**TRY IT:** Each line of the data below that includes the string "true" must be copied.

Top of DATA FOR PROCESSING

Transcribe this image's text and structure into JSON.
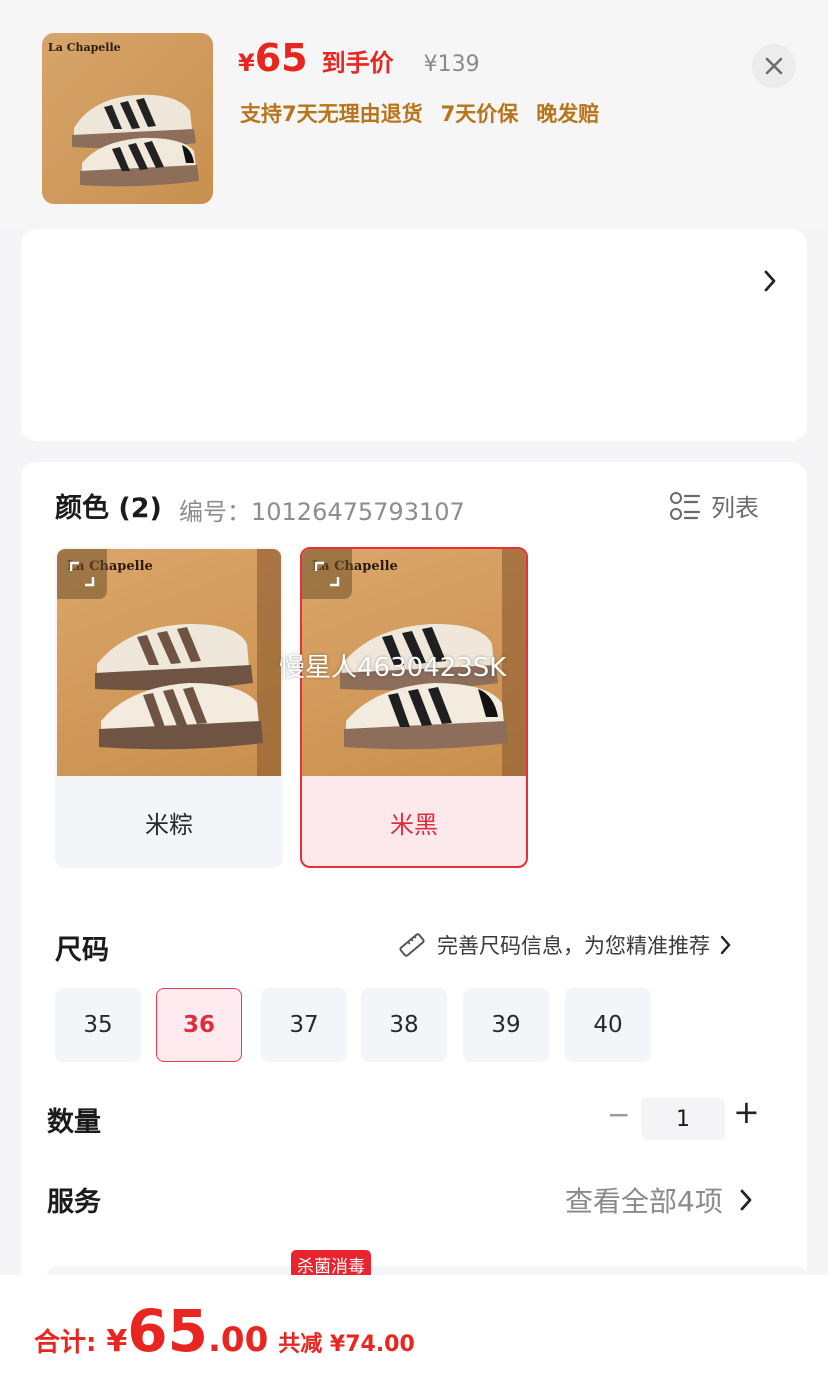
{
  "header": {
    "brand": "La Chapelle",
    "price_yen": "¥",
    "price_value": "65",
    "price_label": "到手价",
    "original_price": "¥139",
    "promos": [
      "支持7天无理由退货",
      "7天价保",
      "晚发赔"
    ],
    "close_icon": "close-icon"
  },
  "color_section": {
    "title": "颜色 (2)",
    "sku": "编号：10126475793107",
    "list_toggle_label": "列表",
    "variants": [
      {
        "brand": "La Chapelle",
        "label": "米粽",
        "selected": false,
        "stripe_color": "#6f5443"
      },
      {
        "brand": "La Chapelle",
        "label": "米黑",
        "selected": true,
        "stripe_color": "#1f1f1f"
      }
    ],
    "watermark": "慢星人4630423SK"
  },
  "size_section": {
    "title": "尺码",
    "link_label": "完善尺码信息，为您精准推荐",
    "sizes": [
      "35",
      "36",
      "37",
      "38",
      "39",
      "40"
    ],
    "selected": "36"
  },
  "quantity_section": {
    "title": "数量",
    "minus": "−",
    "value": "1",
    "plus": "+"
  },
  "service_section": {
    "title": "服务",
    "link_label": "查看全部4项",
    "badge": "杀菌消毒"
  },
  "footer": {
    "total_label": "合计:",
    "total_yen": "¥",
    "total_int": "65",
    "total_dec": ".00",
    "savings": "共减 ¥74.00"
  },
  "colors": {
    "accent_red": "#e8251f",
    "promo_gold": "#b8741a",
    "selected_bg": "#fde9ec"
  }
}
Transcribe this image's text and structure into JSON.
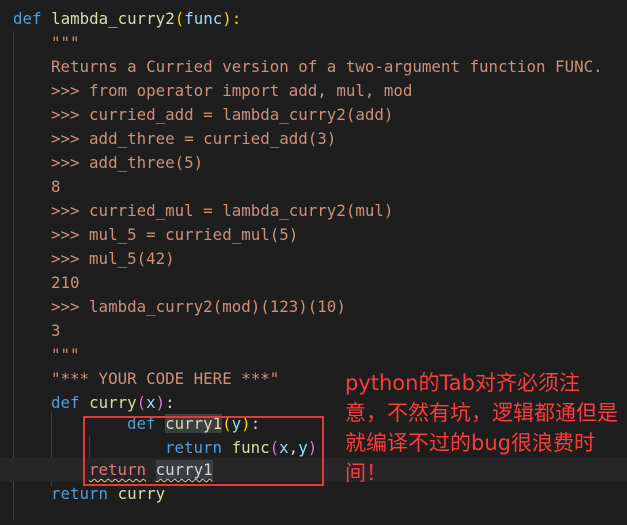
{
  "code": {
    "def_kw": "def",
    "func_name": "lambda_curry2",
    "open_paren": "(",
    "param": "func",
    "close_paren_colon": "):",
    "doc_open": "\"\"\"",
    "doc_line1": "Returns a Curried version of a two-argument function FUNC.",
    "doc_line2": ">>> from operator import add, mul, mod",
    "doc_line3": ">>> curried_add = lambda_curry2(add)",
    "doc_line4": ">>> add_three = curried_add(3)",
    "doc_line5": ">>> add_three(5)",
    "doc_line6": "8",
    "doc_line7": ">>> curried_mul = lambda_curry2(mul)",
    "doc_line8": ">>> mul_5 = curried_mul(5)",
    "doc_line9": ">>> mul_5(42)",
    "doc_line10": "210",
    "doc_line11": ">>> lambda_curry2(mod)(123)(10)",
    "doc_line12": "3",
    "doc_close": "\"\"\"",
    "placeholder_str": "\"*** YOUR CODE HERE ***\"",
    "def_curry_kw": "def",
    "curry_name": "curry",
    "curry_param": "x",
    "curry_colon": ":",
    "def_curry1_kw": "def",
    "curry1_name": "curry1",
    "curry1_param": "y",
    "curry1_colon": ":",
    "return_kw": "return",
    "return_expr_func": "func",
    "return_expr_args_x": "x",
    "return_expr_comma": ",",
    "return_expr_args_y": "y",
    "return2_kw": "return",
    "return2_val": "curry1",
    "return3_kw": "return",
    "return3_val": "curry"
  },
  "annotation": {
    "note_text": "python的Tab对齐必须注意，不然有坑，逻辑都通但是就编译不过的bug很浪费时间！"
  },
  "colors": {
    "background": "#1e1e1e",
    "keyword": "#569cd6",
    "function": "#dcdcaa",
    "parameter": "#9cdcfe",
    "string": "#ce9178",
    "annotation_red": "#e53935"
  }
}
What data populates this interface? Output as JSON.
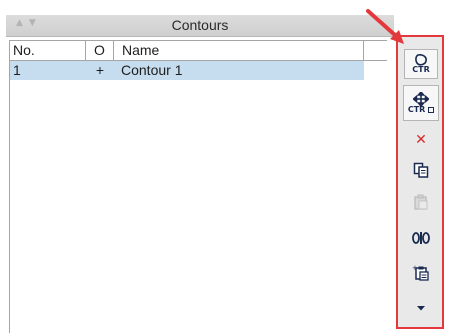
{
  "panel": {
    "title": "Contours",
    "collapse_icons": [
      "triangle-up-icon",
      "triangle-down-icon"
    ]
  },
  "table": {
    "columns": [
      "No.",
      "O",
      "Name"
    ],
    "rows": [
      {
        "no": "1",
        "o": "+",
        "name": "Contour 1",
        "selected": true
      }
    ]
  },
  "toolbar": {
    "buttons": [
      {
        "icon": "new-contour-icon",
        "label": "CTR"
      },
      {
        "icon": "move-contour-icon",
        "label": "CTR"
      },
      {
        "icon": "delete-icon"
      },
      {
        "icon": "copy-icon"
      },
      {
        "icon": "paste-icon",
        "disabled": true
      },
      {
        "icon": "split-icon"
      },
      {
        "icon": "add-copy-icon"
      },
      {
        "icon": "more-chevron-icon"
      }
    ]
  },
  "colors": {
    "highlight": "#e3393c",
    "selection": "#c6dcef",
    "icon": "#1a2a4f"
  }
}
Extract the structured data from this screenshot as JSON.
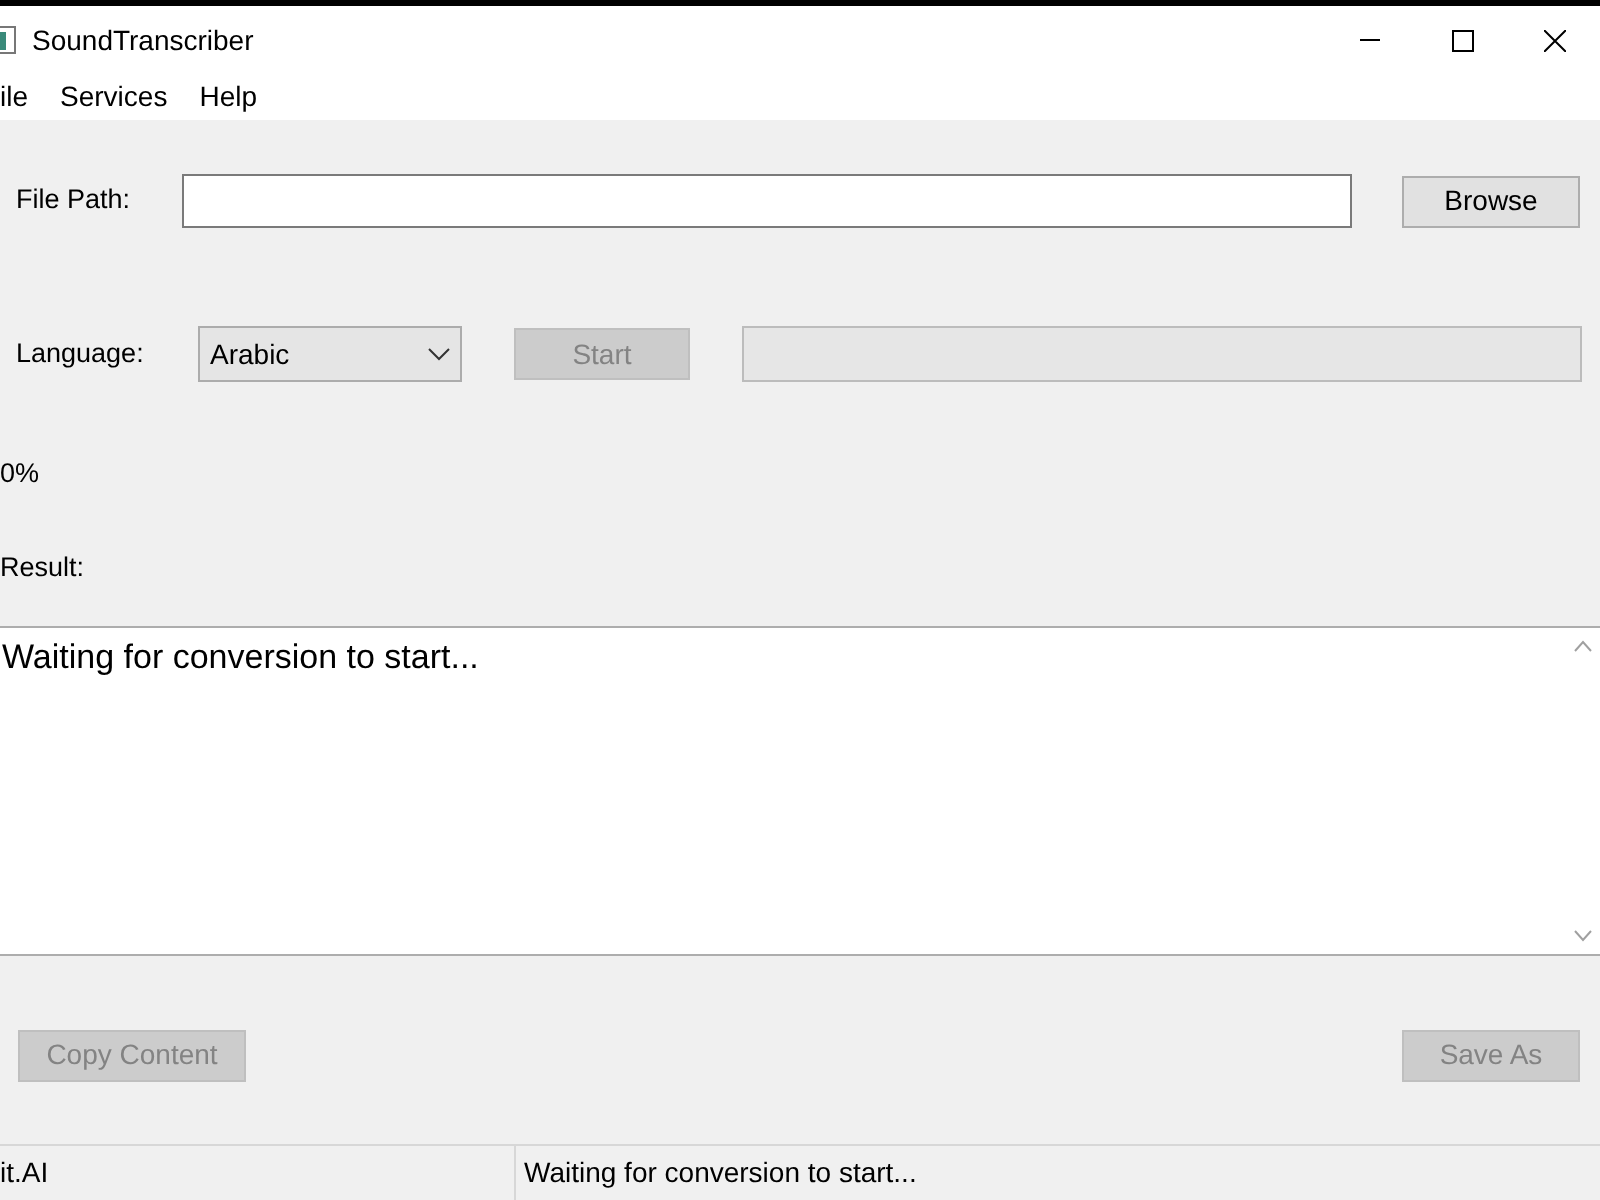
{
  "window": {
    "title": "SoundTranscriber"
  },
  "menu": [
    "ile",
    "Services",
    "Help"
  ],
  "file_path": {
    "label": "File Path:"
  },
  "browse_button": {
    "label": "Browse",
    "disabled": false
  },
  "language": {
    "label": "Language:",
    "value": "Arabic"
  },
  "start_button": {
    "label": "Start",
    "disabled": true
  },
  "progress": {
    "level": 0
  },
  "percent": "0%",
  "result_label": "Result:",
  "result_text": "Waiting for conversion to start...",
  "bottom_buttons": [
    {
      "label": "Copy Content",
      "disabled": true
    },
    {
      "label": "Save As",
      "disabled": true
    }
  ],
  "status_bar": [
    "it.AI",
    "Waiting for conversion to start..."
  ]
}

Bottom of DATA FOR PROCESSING

**OUTPUT OF THE EXERCISE:**
        "selected": true,
        "selected": true
        "disabled": true
    "disabled": true
      "disabled": true
      "disabled": true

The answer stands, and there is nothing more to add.